On Wednesday, India hit out at Beijing for bringing out the new land border law and said it expects China to avoid taking any action under the “pretext” of the legislation that could “unilaterally” alter the situation in the border areas.
External Affairs Ministry Spokesperson Arindam Bagchi described China’s decision to bring out the law as a matter of “concern” as it can have implications on the existing bilateral pacts on the management of the border and the overall boundary question.
“China’s unilateral decision to bring about a legislation which can have implication on our existing bilateral arrangements on border management as well as on the boundary question is of concern to us,” he said.
“Such unilateral move will have no bearing on the arrangements that both sides have already reached earlier, whether it is on the boundary question or for maintaining peace and tranquillity along the LAC in India-China border areas,” he said.
Responding to questions on the Land Border Law, Chinese Foreign Ministry spokesman Wang Wenbin said, “The law has clear provisions on conducting cooperation with countries sharing a national land boundary with China and handling boundary affairs on the basis of adhering to relevant treaties related to national land boundary affairs and the principle of equality and mutual benefit.”
In an apparent response to India’s concerns, he said, “It will not affect China’s compliance with existing treaties related to national land boundary affairs China has already signed or change China’s current mode of boundary management and cooperation with countries sharing a land boundary with it. Nor will it alter China’s position and proposition on relevant boundary issues.”
To a specific question about India’s criticism of the law, Wang said, “I just shared China’s consideration behind promulgating the National Land Boundary Law. We hope relevant countries will abide by norms of international relations and refrain from wanton speculations on China’s normal domestic legislation”.
He, however, did not respond to Bagchi’s remark that the “new law does not in our view confer any legitimacy to the so-called China Pakistan “Boundary Agreement” of 1963 which the Government of India has consistently maintained is an illegal and invalid agreement.”
Under the agreement, Pakistan had surrendered approximately 5,300 km of territory to China in Pakistan-Occupied Kashmir (PoK) region.
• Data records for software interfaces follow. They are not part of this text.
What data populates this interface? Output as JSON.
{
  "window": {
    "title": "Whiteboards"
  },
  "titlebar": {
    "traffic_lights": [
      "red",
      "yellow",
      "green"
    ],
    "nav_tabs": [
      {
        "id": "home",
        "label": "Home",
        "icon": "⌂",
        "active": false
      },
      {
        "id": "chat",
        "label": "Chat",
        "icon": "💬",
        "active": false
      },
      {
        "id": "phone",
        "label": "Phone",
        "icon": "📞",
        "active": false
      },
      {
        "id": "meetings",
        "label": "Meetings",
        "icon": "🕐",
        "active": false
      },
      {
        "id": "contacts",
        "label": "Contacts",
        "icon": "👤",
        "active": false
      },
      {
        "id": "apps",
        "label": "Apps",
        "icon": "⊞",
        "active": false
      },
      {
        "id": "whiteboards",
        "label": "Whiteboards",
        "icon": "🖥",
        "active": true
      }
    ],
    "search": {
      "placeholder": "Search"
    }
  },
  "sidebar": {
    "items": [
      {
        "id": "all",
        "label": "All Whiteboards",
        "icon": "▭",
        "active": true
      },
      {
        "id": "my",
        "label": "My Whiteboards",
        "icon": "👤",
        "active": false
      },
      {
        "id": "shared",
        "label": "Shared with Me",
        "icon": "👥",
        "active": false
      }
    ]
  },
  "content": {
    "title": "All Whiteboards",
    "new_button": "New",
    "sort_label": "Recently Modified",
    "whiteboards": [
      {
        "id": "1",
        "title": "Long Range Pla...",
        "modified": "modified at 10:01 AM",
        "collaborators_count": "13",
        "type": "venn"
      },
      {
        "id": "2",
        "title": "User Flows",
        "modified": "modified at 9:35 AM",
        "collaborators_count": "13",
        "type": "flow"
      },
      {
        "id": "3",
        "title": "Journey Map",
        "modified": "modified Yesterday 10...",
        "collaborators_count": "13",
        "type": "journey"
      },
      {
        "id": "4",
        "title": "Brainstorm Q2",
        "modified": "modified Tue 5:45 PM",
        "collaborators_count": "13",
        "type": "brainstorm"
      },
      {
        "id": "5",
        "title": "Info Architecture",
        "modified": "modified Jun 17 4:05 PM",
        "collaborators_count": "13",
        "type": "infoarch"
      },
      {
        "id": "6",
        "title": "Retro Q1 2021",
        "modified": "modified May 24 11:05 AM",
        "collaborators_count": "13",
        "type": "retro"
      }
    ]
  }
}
Earlier, elaborating on the provisions of the new law adopted by the NPC last week, Wang said President Xi Jinping signed a decree No. 99 on the same day announcing that the law will come into effect from January 1, 2022.
“This law consists of seven chapters and 62 articles. It stipulates clearly the leadership system and division of duties among different departments as well as between military and civilian authorities,” he said.
“It also offers clear provisions regarding delineation and demarcation of national land boundaries, defence and management of national land boundaries and borders, and international cooperation in national land boundary affairs,” he said.
“China has a land boundary of approximately 22,000 km, with 14 countries. The main purpose for formulating and promulgating this law is to further coordinate, regulate and strengthen boundary management and advance international cooperation in relevant fields,” he said.
Defending China’s move to promulgate the law, he said, “This is an important measure China has taken to implement rule of law and a normal domestic legislative activity. It is in keeping with the practical needs in China’s national boundary work and consistent with international law and practice.”
India and China over the years have worked out a host of agreements to resolve and handle the border differences. These include the Special Representatives mechanism, the Agreement on Political Parameters and Guiding Principles of 2005, the WMCC (Working Mechanism for Consultation and Coordination on India-China Border Affairs) besides protocols and CBMs to ensure peace and tranquillity along the LAC.
India and China have already held 22 rounds of border talks under the framework of the Special Representatives dialogue which was set up to find an early solution to the border dispute.
Both sides have been maintaining that pending the final resolution of the boundary issue, it is necessary to maintain peace and tranquillity in the border areas.
In his statement, the MEA Spokesperson had also said India expects that China will avoid undertaking action under the pretext of this law which could unilaterally alter the situation in the India-China border areas.
China promulgated new land boundary law in the midst of a 17-month border standoff between the two countries in eastern Ladakh.
The eastern Ladakh border standoff between the Indian and Chinese militaries erupted on May 5 last year following a violent clash in the Pangong lake areas and both sides gradually enhanced their deployment by rushing in tens of thousands of soldiers as well as heavy weaponry.
The tension escalated following a deadly clash in Galwan Valley on June 15 last year.
As a result of a series of military and diplomatic talks, the two sides completed the disengagement process in the north and south banks of the Pangong lake in February and in the Gogra area in August.
The last round of military talks on October 10 ended in a stalemate following which both sides blamed each other for the impasse.